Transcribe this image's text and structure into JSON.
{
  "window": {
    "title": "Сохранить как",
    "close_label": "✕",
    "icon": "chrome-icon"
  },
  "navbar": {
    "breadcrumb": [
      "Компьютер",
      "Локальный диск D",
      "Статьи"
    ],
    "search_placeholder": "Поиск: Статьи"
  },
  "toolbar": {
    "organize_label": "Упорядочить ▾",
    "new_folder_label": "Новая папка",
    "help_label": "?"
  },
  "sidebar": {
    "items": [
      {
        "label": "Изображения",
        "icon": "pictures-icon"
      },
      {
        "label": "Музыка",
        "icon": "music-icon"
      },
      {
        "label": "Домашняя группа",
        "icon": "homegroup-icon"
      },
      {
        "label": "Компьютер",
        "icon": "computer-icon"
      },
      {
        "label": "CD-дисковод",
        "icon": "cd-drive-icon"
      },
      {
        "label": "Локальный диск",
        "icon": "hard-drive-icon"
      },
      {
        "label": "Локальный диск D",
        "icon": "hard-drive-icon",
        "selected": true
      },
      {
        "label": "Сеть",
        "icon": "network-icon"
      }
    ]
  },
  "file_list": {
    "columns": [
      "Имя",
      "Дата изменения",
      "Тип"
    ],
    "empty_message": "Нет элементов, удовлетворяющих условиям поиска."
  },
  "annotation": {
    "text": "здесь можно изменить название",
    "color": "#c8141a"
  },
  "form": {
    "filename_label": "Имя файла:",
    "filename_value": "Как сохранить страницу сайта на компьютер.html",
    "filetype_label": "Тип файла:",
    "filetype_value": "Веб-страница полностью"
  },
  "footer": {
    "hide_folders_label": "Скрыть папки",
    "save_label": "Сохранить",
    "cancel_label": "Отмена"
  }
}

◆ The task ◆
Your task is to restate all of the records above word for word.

◆ Solution below ◆
Transcribe this image's text and structure into JSON.
{
  "window": {
    "title": "Сохранить как",
    "close_label": "✕",
    "icon": "chrome-icon"
  },
  "navbar": {
    "breadcrumb": [
      "Компьютер",
      "Локальный диск D",
      "Статьи"
    ],
    "search_placeholder": "Поиск: Статьи"
  },
  "toolbar": {
    "organize_label": "Упорядочить ▾",
    "new_folder_label": "Новая папка",
    "help_label": "?"
  },
  "sidebar": {
    "items": [
      {
        "label": "Изображения",
        "icon": "pictures-icon"
      },
      {
        "label": "Музыка",
        "icon": "music-icon"
      },
      {
        "label": "Домашняя группа",
        "icon": "homegroup-icon"
      },
      {
        "label": "Компьютер",
        "icon": "computer-icon"
      },
      {
        "label": "CD-дисковод",
        "icon": "cd-drive-icon"
      },
      {
        "label": "Локальный диск",
        "icon": "hard-drive-icon"
      },
      {
        "label": "Локальный диск D",
        "icon": "hard-drive-icon",
        "selected": true
      },
      {
        "label": "Сеть",
        "icon": "network-icon"
      }
    ]
  },
  "file_list": {
    "columns": [
      "Имя",
      "Дата изменения",
      "Тип"
    ],
    "empty_message": "Нет элементов, удовлетворяющих условиям поиска."
  },
  "annotation": {
    "text": "здесь можно изменить название",
    "color": "#c8141a"
  },
  "form": {
    "filename_label": "Имя файла:",
    "filename_value": "Как сохранить страницу сайта на компьютер.html",
    "filetype_label": "Тип файла:",
    "filetype_value": "Веб-страница полностью"
  },
  "footer": {
    "hide_folders_label": "Скрыть папки",
    "save_label": "Сохранить",
    "cancel_label": "Отмена"
  }
}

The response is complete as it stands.